Before the horror ended, approximately 800,000 people would be brutally murdered by their neighbors, friends, and countrymen. Hutu husbands were even ordered to execute their Tutsi wives. UNICEF estimates that of the Rwandan dead, 300,000 were children.
The exact death toll will never be known.
In the aftermath, an estimated 400,000 children were left orphaned by the genocide.
Today, some of those very children are now the keepers of this terrible history; guardians of a sacred trust. Rwanda, and the world, must never forget what happened during those three dark months in 1994.
Aline Uwase Turatsinze is one of these. As a guide at Rwanda’s Genocide Museum in Kigali, she leads visitors through exhibits dedicated to those who were lost during the 100 days of genocide that shattered the nation. Among those, were 60 members of Turatsinze’s own family.
“It’s a responsibility to be standing here … I am protecting the memory but as well putting the ‘Never again’ slogan in action so that it might not happen anywhere in the world.
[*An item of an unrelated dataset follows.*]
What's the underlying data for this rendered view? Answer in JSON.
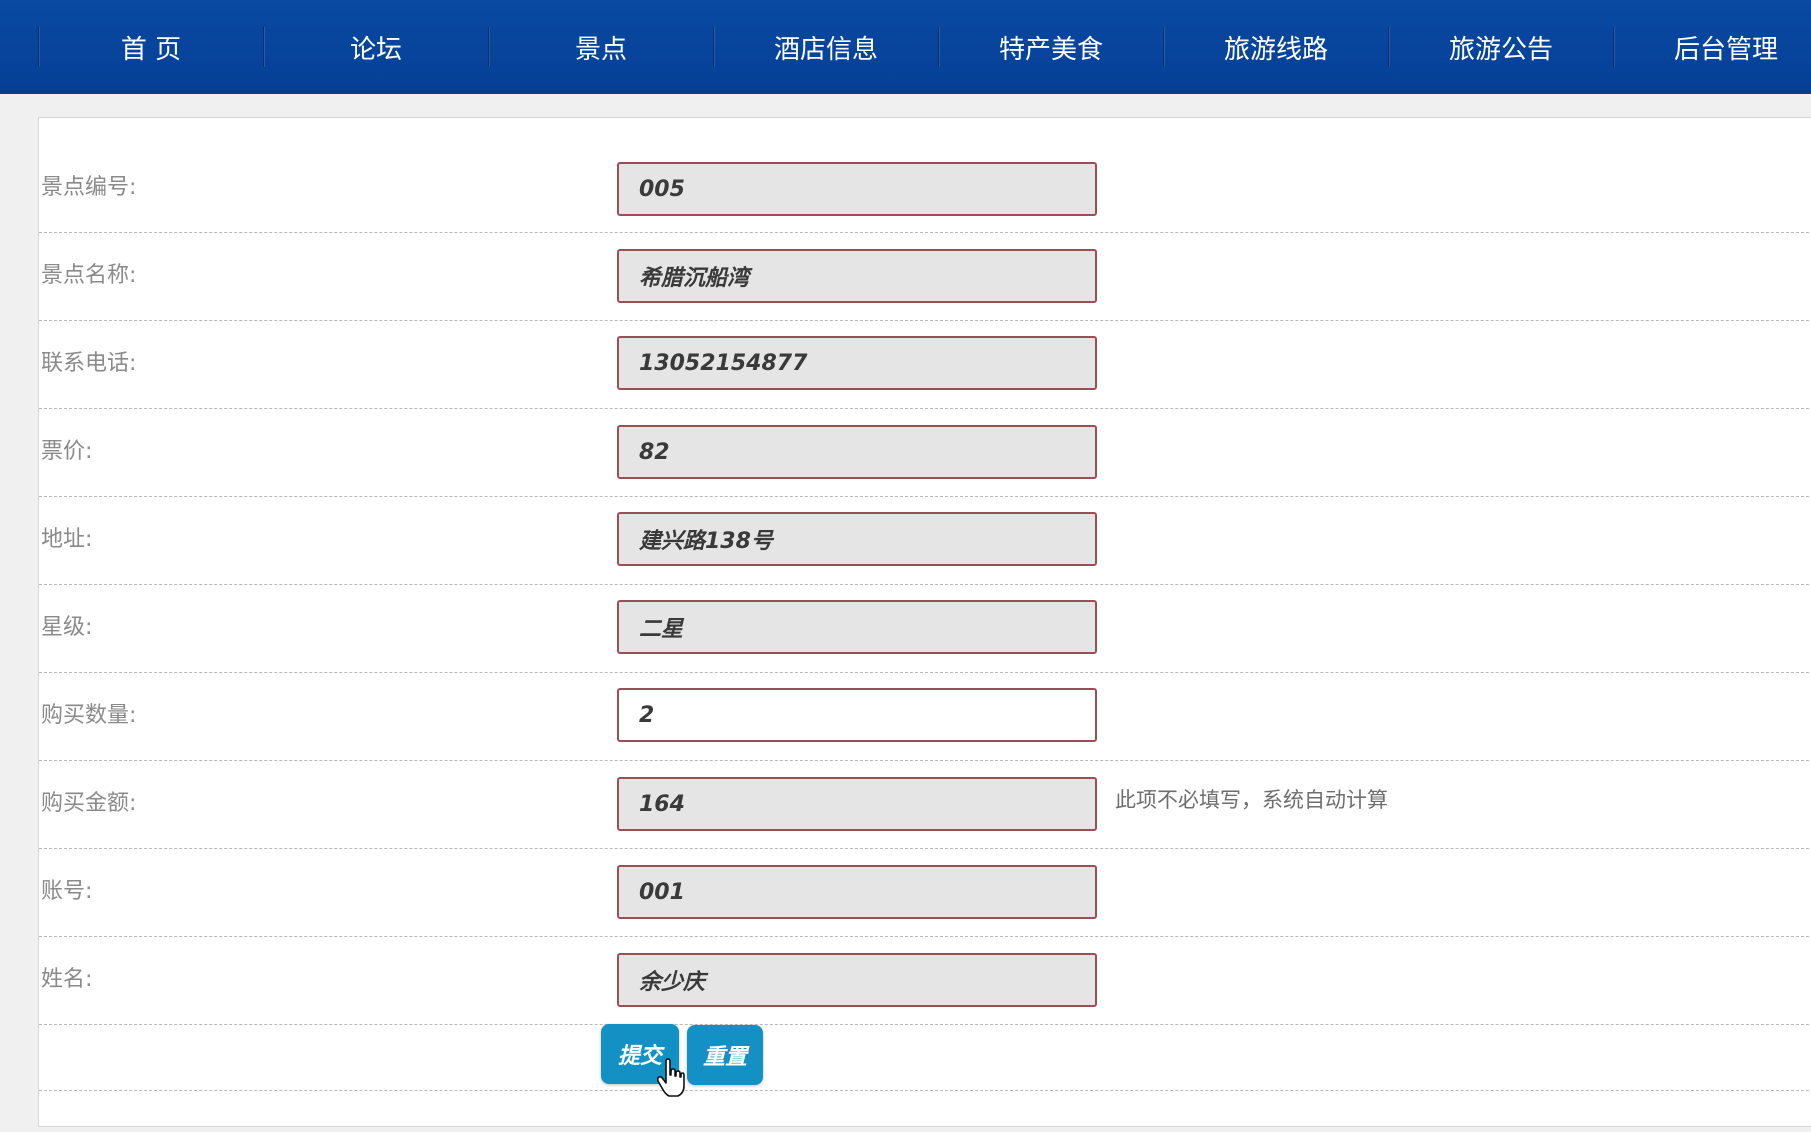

Not in Rwanda, not anywhere in the world.” — Aline Uwase Turatsinze
Turatsinze’s sentiment, that of “Never Again,” is one shared by those dedicated to preserving the memory. And by an international community that failed the people of Rwanda in 1994, and are determined not to fail again.
What happened in Rwanda, must never happen again.
On July 7, 1994 the Rwandan Patriotic Front, backed by Uganda’s army, took control of Rwanda and ended the slaughter. Many of the top Hutu officials responsible for perpetrating the genocide fled the country in an effort to escape justice for the atrocities.
The United Nations established the International Criminal Tribunal for Rwanda (ICTR) on November 1994. Over 90 people were charged, dozens of senior officials were convicted of genocide.
But the reckoning is far from over. While Rwanda has worked hard to put the crisis behind them, with an emphasis on national healing and a breaking down of ethic barriers, the international community is only now beginning to understand what they could have done, and failed to do, to stop the massacre.
Many in the international community watched the events unfold in Rwanda and did not intervene. Some countries, France for instance, had a vested financial interest in the country. Unfortunately for the Tutsis, France was allied with the Hutu.
As few as 10,000 U.S. troops could have prevented the tragedy. The Clinton administration knew and did nothing. There was even a plan to flood Rwanda with fake ID cards, since ID cards were the main method of singling out Tutsis for execution; that plan was never carried out.
The ID cards, incidentally, dividing the Rwandan population into two separate ethnic groups- and indeed, even pitting the two groups intentionally against each other- was a strategy employed by Belgian colonizers to subdue and control the population.
U.N. Security Council responded to the worsening crisis by voting unanimously to abandon Rwanda. Britain, the Roman Catholic Church and the western media complex, which largely ignored the story until it was much too late for many of the victims, also must share the responsibility.
“The international community didn’t give one damn for Rwandans because Rwanda was a country of no strategic importance. It’s up to Rwanda not to let others forget they are criminally responsible for the genocide.” — General Romeo Dallaire, commander of the U.N. peacekeeping force in Rwanda 1994
April 7 is observed annually as the International Day of Reflection on the Genocide in Rwanda in remembrance of those who lost their lives during the terrible events of 1994. Rwanda itself will dedicate a week-long vigil of commemorating the victims beginning on April 7, followed by 100 days of national mourning.
Have We Learned Anything?
Some. The Obama administration formally accused ISIS of carrying out a genocide against religious minorities back in 2016. The U.S. and its allies took action. In 2019, ISIS has largely been defeated, their last stronghold falling only weeks ago.
Perhaps the world has learned the perils of allowing evil to grow unchecked. But we have a long way yet to go.
(contributing writer, Brooke Bell)